Meningococcal cases traced to three bacteria strains
The scientists used genome analysis to make this discovery. Their study involved 899 individual bacterial isolates to find that there are 20 families of the Neisseriea meningitidis bacteria based in Wales and England. Out of these 20, just three of them caused 59 percent of the cases in Wales and England.
“It is hugely important to have high-quality, high-resolution information on bacterial lineages,” Martin Maiden, professor of molecular epidemiology at Oxford University, said. “Meningococcal disease has been around for a long time and has undergone wide fluctuations in incidence. Having access to a coherent set of genomic sequence data for Neisseria meningitidis will enable clinicians and scientists to recognize patterns in disease trends, predict outbreaks, develop targeted interventions and evaluate how well vaccines are working.”
This discovery demonstrates that there are strong connections with bacterial families and specific age groups of people who contract the diseases.
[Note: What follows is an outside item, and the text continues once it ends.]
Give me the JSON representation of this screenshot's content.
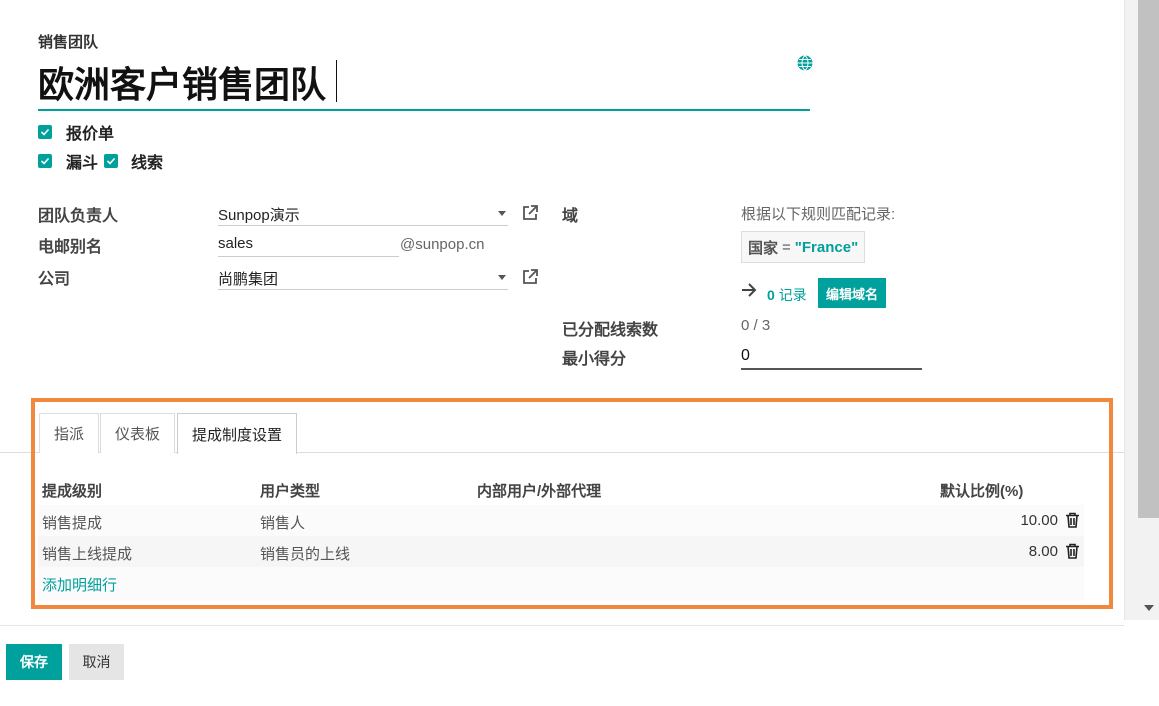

Both of these factors have important roles in determining whether meningitis vaccines are effective.
“This will be particularly important for monitoring the success of the new MenB vaccine (Bexsero), which was introduced to the U.K. childhood immunization program in September,” Maiden said.